(Beginning of DATA RECORDS)
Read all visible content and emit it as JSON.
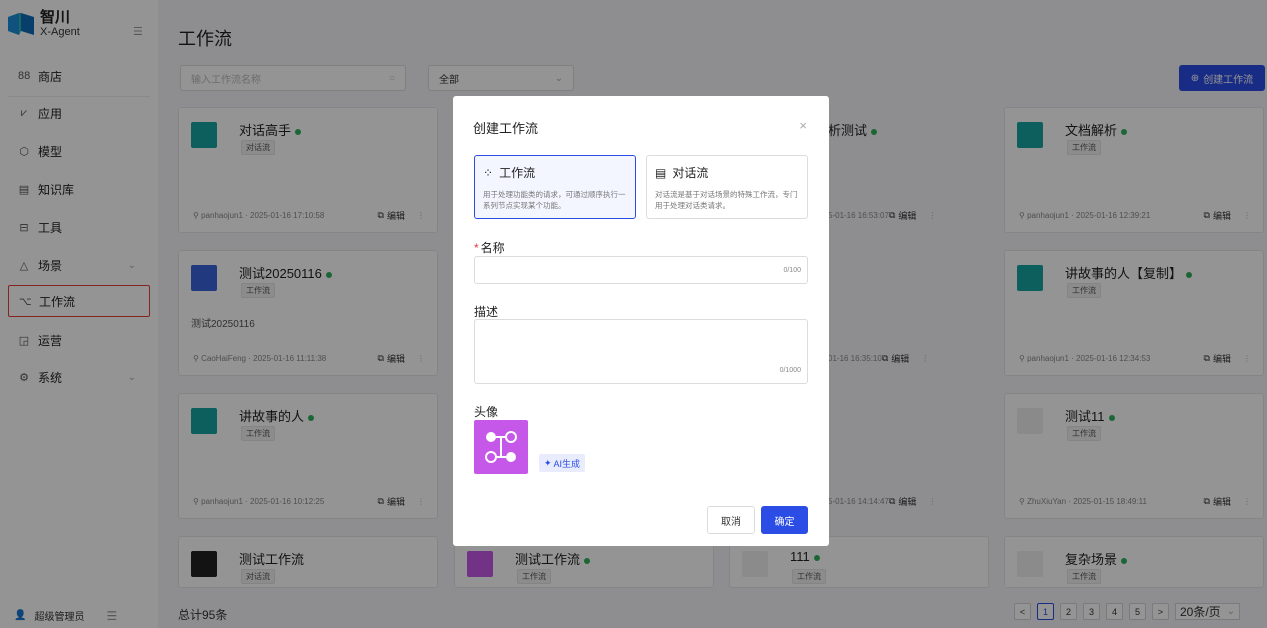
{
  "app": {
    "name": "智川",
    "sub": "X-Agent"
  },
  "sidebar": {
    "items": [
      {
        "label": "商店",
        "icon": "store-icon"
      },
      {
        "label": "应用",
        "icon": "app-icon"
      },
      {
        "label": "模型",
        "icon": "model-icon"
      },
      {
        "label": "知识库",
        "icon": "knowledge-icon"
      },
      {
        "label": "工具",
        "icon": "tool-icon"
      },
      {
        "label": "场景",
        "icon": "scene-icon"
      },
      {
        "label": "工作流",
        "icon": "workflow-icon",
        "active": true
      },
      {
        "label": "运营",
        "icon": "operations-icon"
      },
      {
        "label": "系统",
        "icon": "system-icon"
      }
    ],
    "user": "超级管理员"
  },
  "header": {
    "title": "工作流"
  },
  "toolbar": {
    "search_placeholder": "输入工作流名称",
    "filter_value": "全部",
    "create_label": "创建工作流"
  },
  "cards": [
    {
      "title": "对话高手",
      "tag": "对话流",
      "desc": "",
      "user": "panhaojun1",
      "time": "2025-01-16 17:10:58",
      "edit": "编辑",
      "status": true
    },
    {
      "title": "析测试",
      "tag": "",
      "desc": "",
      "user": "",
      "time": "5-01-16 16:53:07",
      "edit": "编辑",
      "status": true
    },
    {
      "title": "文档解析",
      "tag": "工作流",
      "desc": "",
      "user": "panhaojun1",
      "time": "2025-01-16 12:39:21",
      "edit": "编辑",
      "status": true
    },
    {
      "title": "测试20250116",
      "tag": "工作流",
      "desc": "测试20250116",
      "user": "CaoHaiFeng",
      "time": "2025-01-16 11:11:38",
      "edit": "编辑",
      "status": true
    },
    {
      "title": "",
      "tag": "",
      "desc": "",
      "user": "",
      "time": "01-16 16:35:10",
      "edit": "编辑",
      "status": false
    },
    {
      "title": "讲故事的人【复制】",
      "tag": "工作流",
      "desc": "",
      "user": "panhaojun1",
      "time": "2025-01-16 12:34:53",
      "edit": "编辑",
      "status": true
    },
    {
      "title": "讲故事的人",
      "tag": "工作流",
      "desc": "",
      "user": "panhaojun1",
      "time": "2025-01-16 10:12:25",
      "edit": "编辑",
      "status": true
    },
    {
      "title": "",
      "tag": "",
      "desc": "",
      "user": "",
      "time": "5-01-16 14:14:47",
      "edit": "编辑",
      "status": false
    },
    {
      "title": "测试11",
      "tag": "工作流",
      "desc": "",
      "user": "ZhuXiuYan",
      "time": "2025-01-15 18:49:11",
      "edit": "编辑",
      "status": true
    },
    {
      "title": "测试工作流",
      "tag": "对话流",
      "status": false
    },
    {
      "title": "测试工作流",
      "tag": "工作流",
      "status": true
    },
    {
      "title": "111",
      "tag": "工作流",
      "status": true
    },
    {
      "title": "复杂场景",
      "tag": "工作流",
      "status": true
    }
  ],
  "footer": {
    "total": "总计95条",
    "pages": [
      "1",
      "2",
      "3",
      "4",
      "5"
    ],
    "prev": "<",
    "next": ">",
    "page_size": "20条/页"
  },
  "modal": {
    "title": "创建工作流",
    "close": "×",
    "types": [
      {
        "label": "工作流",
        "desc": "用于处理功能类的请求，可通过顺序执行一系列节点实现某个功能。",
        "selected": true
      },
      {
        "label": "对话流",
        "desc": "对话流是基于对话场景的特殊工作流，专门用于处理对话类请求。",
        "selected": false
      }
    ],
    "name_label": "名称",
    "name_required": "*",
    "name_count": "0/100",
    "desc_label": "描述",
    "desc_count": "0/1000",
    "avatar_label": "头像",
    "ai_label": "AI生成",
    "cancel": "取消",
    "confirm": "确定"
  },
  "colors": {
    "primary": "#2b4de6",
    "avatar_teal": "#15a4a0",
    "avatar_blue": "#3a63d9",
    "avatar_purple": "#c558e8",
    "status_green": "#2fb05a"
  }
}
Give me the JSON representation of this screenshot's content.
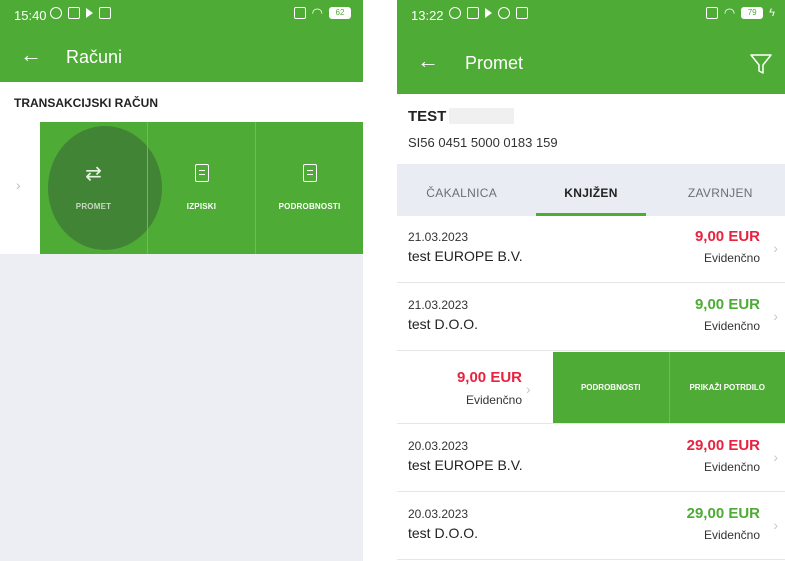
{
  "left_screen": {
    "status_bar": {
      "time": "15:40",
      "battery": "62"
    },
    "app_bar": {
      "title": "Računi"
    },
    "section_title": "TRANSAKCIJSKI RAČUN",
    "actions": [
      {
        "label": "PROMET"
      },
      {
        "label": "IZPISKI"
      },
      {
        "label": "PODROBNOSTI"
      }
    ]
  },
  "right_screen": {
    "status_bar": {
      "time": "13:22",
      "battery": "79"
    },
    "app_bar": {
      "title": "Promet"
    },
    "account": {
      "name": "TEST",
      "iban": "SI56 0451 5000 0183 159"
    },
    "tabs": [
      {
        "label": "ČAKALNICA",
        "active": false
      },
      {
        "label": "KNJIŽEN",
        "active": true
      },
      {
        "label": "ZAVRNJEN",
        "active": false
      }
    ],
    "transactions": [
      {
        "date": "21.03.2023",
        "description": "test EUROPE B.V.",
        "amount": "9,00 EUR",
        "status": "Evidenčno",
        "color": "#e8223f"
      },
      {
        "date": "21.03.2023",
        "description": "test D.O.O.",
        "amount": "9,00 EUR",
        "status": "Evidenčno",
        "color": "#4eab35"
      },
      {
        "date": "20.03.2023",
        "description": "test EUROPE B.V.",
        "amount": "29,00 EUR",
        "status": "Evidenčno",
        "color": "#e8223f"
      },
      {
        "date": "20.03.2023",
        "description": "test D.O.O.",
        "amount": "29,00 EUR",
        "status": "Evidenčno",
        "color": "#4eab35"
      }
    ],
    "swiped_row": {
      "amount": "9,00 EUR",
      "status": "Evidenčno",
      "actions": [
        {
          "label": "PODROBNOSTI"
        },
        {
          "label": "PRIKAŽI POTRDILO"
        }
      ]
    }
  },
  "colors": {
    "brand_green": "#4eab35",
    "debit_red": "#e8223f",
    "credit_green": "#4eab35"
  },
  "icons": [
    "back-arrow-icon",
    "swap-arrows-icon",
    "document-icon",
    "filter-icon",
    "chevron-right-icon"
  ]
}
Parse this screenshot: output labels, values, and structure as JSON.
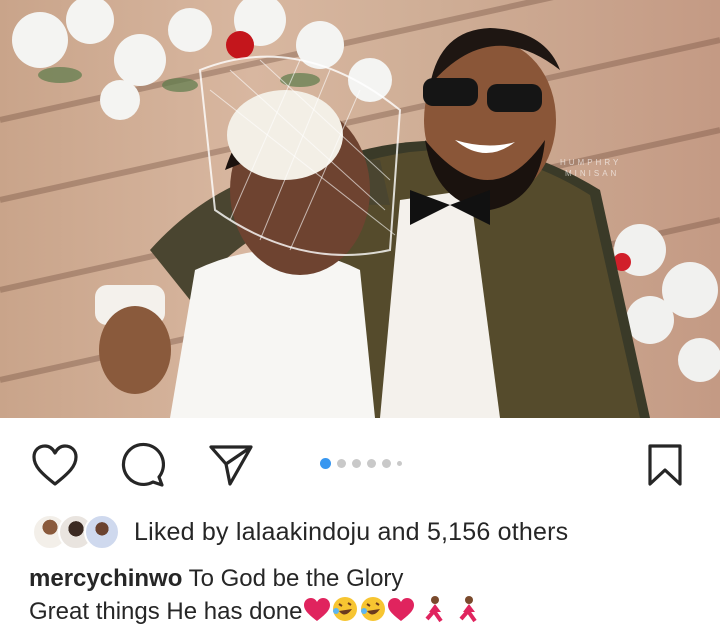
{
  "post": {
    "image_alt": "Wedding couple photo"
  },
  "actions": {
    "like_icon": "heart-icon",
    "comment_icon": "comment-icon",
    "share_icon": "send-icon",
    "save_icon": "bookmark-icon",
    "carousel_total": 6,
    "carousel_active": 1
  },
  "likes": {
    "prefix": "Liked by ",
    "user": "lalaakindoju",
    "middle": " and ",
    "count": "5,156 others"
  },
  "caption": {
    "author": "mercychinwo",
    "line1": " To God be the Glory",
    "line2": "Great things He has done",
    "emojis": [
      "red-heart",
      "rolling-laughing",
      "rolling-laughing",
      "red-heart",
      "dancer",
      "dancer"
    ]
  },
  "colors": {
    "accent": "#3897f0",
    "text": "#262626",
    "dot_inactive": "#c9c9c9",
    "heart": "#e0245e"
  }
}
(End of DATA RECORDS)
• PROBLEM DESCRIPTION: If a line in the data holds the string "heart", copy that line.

• PROBLEM SOLUTION:
    "like_icon": "heart-icon",
      "red-heart",
      "red-heart",
    "heart": "#e0245e"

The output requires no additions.